Exercise brief:
Although the entries contain pictures, copy only their text, exactly as written.

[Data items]
####

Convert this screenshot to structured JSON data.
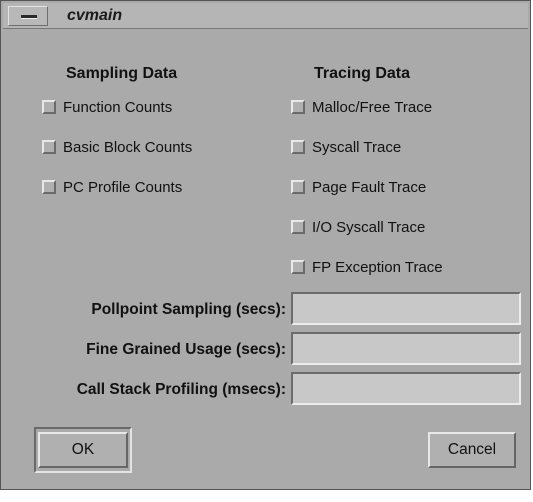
{
  "window": {
    "title": "cvmain"
  },
  "sampling": {
    "header": "Sampling Data",
    "options": [
      {
        "label": "Function Counts",
        "checked": false
      },
      {
        "label": "Basic Block Counts",
        "checked": false
      },
      {
        "label": "PC Profile Counts",
        "checked": false
      }
    ]
  },
  "tracing": {
    "header": "Tracing Data",
    "options": [
      {
        "label": "Malloc/Free Trace",
        "checked": false
      },
      {
        "label": "Syscall Trace",
        "checked": false
      },
      {
        "label": "Page Fault Trace",
        "checked": false
      },
      {
        "label": "I/O Syscall Trace",
        "checked": false
      },
      {
        "label": "FP Exception Trace",
        "checked": false
      }
    ]
  },
  "fields": [
    {
      "label": "Pollpoint Sampling (secs):",
      "value": ""
    },
    {
      "label": "Fine Grained Usage (secs):",
      "value": ""
    },
    {
      "label": "Call Stack Profiling (msecs):",
      "value": ""
    }
  ],
  "buttons": {
    "ok": "OK",
    "cancel": "Cancel"
  },
  "colors": {
    "background": "#aaaaaa",
    "title_bar": "#b5b5b5",
    "field_background": "#c8c8c8"
  },
  "icons": {
    "window_menu": "window-menu-icon"
  }
}
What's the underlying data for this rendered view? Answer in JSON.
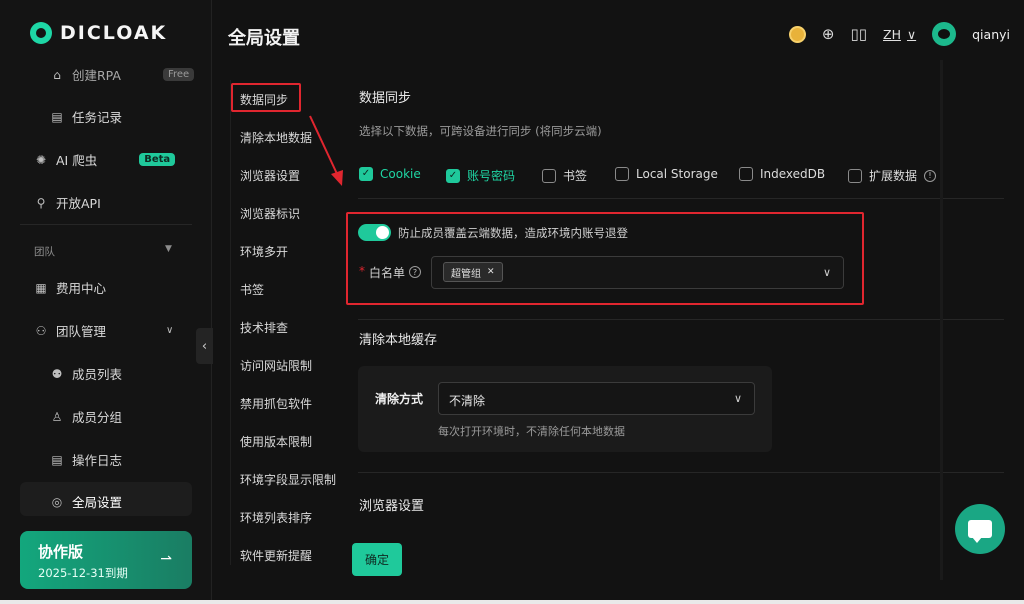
{
  "brand": {
    "name": "DICLOAK"
  },
  "sidebar": {
    "items": [
      {
        "label": "创建RPA",
        "badge": "Free"
      },
      {
        "label": "任务记录"
      },
      {
        "label": "AI 爬虫",
        "badge": "Beta"
      },
      {
        "label": "开放API"
      }
    ],
    "team_section": "团队",
    "team_items": [
      {
        "label": "费用中心"
      },
      {
        "label": "团队管理"
      },
      {
        "label": "成员列表"
      },
      {
        "label": "成员分组"
      },
      {
        "label": "操作日志"
      },
      {
        "label": "全局设置"
      }
    ],
    "plan": {
      "title": "协作版",
      "expiry": "2025-12-31到期"
    }
  },
  "header": {
    "title": "全局设置",
    "lang": "ZH",
    "username": "qianyi"
  },
  "subnav": {
    "items": [
      "数据同步",
      "清除本地数据",
      "浏览器设置",
      "浏览器标识",
      "环境多开",
      "书签",
      "技术排查",
      "访问网站限制",
      "禁用抓包软件",
      "使用版本限制",
      "环境字段显示限制",
      "环境列表排序",
      "软件更新提醒"
    ]
  },
  "sync": {
    "title": "数据同步",
    "desc": "选择以下数据，可跨设备进行同步 (将同步云端)",
    "options": [
      {
        "label": "Cookie",
        "checked": true
      },
      {
        "label": "账号密码",
        "checked": true
      },
      {
        "label": "书签",
        "checked": false
      },
      {
        "label": "Local Storage",
        "checked": false
      },
      {
        "label": "IndexedDB",
        "checked": false
      },
      {
        "label": "扩展数据",
        "checked": false
      }
    ],
    "toggle_label": "防止成员覆盖云端数据，造成环境内账号退登",
    "whitelist_label": "白名单",
    "whitelist_required": "*",
    "whitelist_tag": "超管组"
  },
  "clear": {
    "title": "清除本地缓存",
    "method_label": "清除方式",
    "method_value": "不清除",
    "method_hint": "每次打开环境时，不清除任何本地数据"
  },
  "browser": {
    "title": "浏览器设置"
  },
  "actions": {
    "confirm": "确定"
  },
  "colors": {
    "accent": "#1fc99b",
    "highlight": "#e0262f"
  }
}
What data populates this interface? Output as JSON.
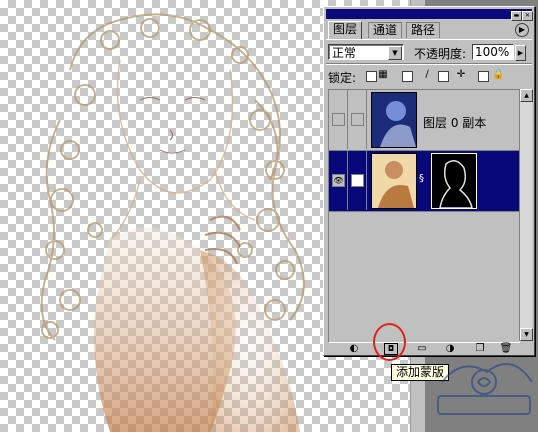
{
  "palette": {
    "tabs": [
      {
        "label": "图层",
        "active": true
      },
      {
        "label": "通道",
        "active": false
      },
      {
        "label": "路径",
        "active": false
      }
    ],
    "blend_mode": "正常",
    "opacity_label": "不透明度:",
    "opacity_value": "100%",
    "lock_label": "锁定:",
    "lock_icons": [
      "lock-transparency-icon",
      "lock-image-icon",
      "brush-icon",
      "move-icon",
      "lock-all-icon"
    ],
    "layers": [
      {
        "name": "图层 0 副本",
        "visible": false,
        "selected": false,
        "has_mask": false
      },
      {
        "name": "",
        "visible": true,
        "selected": true,
        "has_mask": true
      }
    ],
    "bottom_buttons": [
      "layer-style-icon",
      "add-mask-icon",
      "new-set-icon",
      "adjustment-layer-icon",
      "new-layer-icon"
    ],
    "tooltip": "添加蒙版"
  },
  "colors": {
    "selection": "#08087a",
    "highlight_circle": "#e0201a",
    "titlebar": "#0a0a7e"
  }
}
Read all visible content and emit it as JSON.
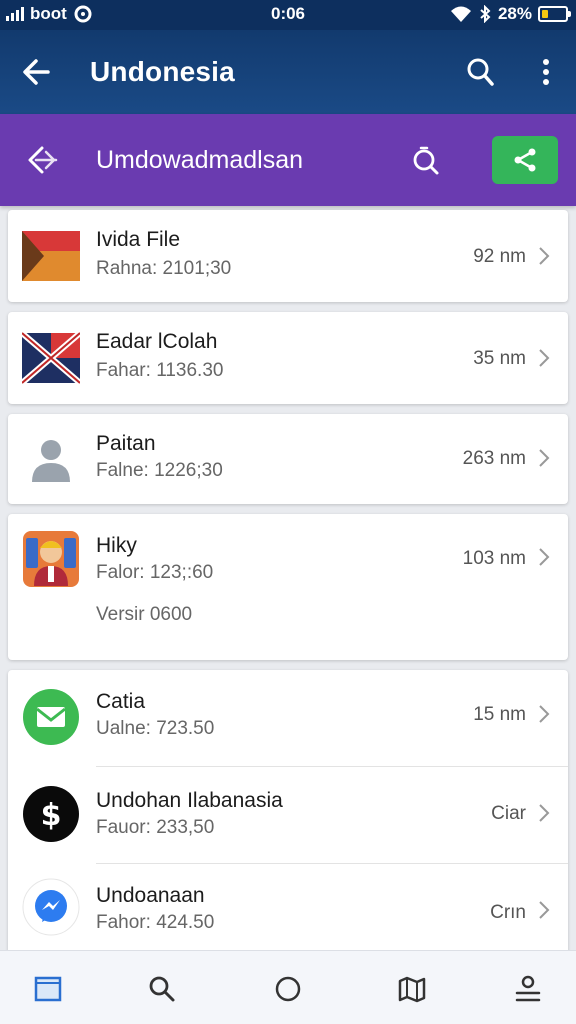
{
  "status_bar": {
    "carrier": "boot",
    "time": "0:06",
    "battery": "28%",
    "battery_level": 0.28
  },
  "app_bar": {
    "title": "Undonesia",
    "icons": [
      "back-arrow-icon",
      "search-icon",
      "more-vert-icon"
    ]
  },
  "sub_bar": {
    "title": "Umdowadmadlsan",
    "icons": [
      "back-icon",
      "search-icon",
      "share-icon"
    ],
    "share_color": "#34b55a"
  },
  "list": [
    {
      "name": "Ivida File",
      "sub": "Rahna: 2101;30",
      "value": "92 nm",
      "icon": "flag-icon"
    },
    {
      "name": "Eadar lColah",
      "sub": "Fahar: 1136.30",
      "value": "35 nm",
      "icon": "flag-icon"
    },
    {
      "name": "Paitan",
      "sub": "Falne: 1226;30",
      "value": "263 nm",
      "icon": "person-icon"
    },
    {
      "name": "Hiky",
      "sub": "Falor: 123;:60",
      "value": "103 nm",
      "extra": "Versir 0600",
      "icon": "avatar-icon"
    },
    {
      "name": "Catia",
      "sub": "Ualne: 723.50",
      "value": "15 nm",
      "icon": "message-icon"
    },
    {
      "name": "Undohan Ilabanasia",
      "sub": "Fauor: 233,50",
      "value": "Ciar",
      "icon": "dollar-icon"
    },
    {
      "name": "Undoanaan",
      "sub": "Fahor: 424.50",
      "value": "Crın",
      "icon": "messenger-icon"
    }
  ],
  "bottom_nav": [
    "home-icon",
    "search-icon",
    "circle-icon",
    "map-icon",
    "profile-icon"
  ],
  "colors": {
    "app_bar": "#143c70",
    "sub_bar": "#6a3bb0",
    "accent_green": "#34b55a"
  }
}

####

Answer for the task:
Convert this screenshot to structured JSON data.
{
  "window": {
    "title": "cvmain"
  },
  "sampling": {
    "header": "Sampling Data",
    "options": [
      {
        "label": "Function Counts",
        "checked": false
      },
      {
        "label": "Basic Block Counts",
        "checked": false
      },
      {
        "label": "PC Profile Counts",
        "checked": false
      }
    ]
  },
  "tracing": {
    "header": "Tracing Data",
    "options": [
      {
        "label": "Malloc/Free Trace",
        "checked": false
      },
      {
        "label": "Syscall Trace",
        "checked": false
      },
      {
        "label": "Page Fault Trace",
        "checked": false
      },
      {
        "label": "I/O Syscall Trace",
        "checked": false
      },
      {
        "label": "FP Exception Trace",
        "checked": false
      }
    ]
  },
  "fields": [
    {
      "label": "Pollpoint Sampling (secs):",
      "value": ""
    },
    {
      "label": "Fine Grained Usage (secs):",
      "value": ""
    },
    {
      "label": "Call Stack Profiling (msecs):",
      "value": ""
    }
  ],
  "buttons": {
    "ok": "OK",
    "cancel": "Cancel"
  },
  "colors": {
    "background": "#aaaaaa",
    "title_bar": "#b5b5b5",
    "field_background": "#c8c8c8"
  },
  "icons": {
    "window_menu": "window-menu-icon"
  }
}
What's the underlying data for this rendered view? Answer in JSON.
{
  "brand": {
    "name": "DICLOAK"
  },
  "sidebar": {
    "items": [
      {
        "label": "创建RPA",
        "badge": "Free"
      },
      {
        "label": "任务记录"
      },
      {
        "label": "AI 爬虫",
        "badge": "Beta"
      },
      {
        "label": "开放API"
      }
    ],
    "team_section": "团队",
    "team_items": [
      {
        "label": "费用中心"
      },
      {
        "label": "团队管理"
      },
      {
        "label": "成员列表"
      },
      {
        "label": "成员分组"
      },
      {
        "label": "操作日志"
      },
      {
        "label": "全局设置"
      }
    ],
    "plan": {
      "title": "协作版",
      "expiry": "2025-12-31到期"
    }
  },
  "header": {
    "title": "全局设置",
    "lang": "ZH",
    "username": "qianyi"
  },
  "subnav": {
    "items": [
      "数据同步",
      "清除本地数据",
      "浏览器设置",
      "浏览器标识",
      "环境多开",
      "书签",
      "技术排查",
      "访问网站限制",
      "禁用抓包软件",
      "使用版本限制",
      "环境字段显示限制",
      "环境列表排序",
      "软件更新提醒"
    ]
  },
  "sync": {
    "title": "数据同步",
    "desc": "选择以下数据，可跨设备进行同步 (将同步云端)",
    "options": [
      {
        "label": "Cookie",
        "checked": true
      },
      {
        "label": "账号密码",
        "checked": true
      },
      {
        "label": "书签",
        "checked": false
      },
      {
        "label": "Local Storage",
        "checked": false
      },
      {
        "label": "IndexedDB",
        "checked": false
      },
      {
        "label": "扩展数据",
        "checked": false
      }
    ],
    "toggle_label": "防止成员覆盖云端数据，造成环境内账号退登",
    "whitelist_label": "白名单",
    "whitelist_required": "*",
    "whitelist_tag": "超管组"
  },
  "clear": {
    "title": "清除本地缓存",
    "method_label": "清除方式",
    "method_value": "不清除",
    "method_hint": "每次打开环境时，不清除任何本地数据"
  },
  "browser": {
    "title": "浏览器设置"
  },
  "actions": {
    "confirm": "确定"
  },
  "colors": {
    "accent": "#1fc99b",
    "highlight": "#e0262f"
  }
}
What data populates this interface? Output as JSON.
{
  "palette": {
    "tabs": [
      {
        "label": "图层",
        "active": true
      },
      {
        "label": "通道",
        "active": false
      },
      {
        "label": "路径",
        "active": false
      }
    ],
    "blend_mode": "正常",
    "opacity_label": "不透明度:",
    "opacity_value": "100%",
    "lock_label": "锁定:",
    "lock_icons": [
      "lock-transparency-icon",
      "lock-image-icon",
      "brush-icon",
      "move-icon",
      "lock-all-icon"
    ],
    "layers": [
      {
        "name": "图层 0 副本",
        "visible": false,
        "selected": false,
        "has_mask": false
      },
      {
        "name": "",
        "visible": true,
        "selected": true,
        "has_mask": true
      }
    ],
    "bottom_buttons": [
      "layer-style-icon",
      "add-mask-icon",
      "new-set-icon",
      "adjustment-layer-icon",
      "new-layer-icon"
    ],
    "tooltip": "添加蒙版"
  },
  "colors": {
    "selection": "#08087a",
    "highlight_circle": "#e0201a",
    "titlebar": "#0a0a7e"
  }
}
Read all visible content and emit it as JSON.
{
  "status_bar": {
    "carrier": "boot",
    "time": "0:06",
    "battery": "28%",
    "battery_level": 0.28
  },
  "app_bar": {
    "title": "Undonesia",
    "icons": [
      "back-arrow-icon",
      "search-icon",
      "more-vert-icon"
    ]
  },
  "sub_bar": {
    "title": "Umdowadmadlsan",
    "icons": [
      "back-icon",
      "search-icon",
      "share-icon"
    ],
    "share_color": "#34b55a"
  },
  "list": [
    {
      "name": "Ivida File",
      "sub": "Rahna: 2101;30",
      "value": "92 nm",
      "icon": "flag-icon"
    },
    {
      "name": "Eadar lColah",
      "sub": "Fahar: 1136.30",
      "value": "35 nm",
      "icon": "flag-icon"
    },
    {
      "name": "Paitan",
      "sub": "Falne: 1226;30",
      "value": "263 nm",
      "icon": "person-icon"
    },
    {
      "name": "Hiky",
      "sub": "Falor: 123;:60",
      "value": "103 nm",
      "extra": "Versir 0600",
      "icon": "avatar-icon"
    },
    {
      "name": "Catia",
      "sub": "Ualne: 723.50",
      "value": "15 nm",
      "icon": "message-icon"
    },
    {
      "name": "Undohan Ilabanasia",
      "sub": "Fauor: 233,50",
      "value": "Ciar",
      "icon": "dollar-icon"
    },
    {
      "name": "Undoanaan",
      "sub": "Fahor: 424.50",
      "value": "Crın",
      "icon": "messenger-icon"
    }
  ],
  "bottom_nav": [
    "home-icon",
    "search-icon",
    "circle-icon",
    "map-icon",
    "profile-icon"
  ],
  "colors": {
    "app_bar": "#143c70",
    "sub_bar": "#6a3bb0",
    "accent_green": "#34b55a"
  }
}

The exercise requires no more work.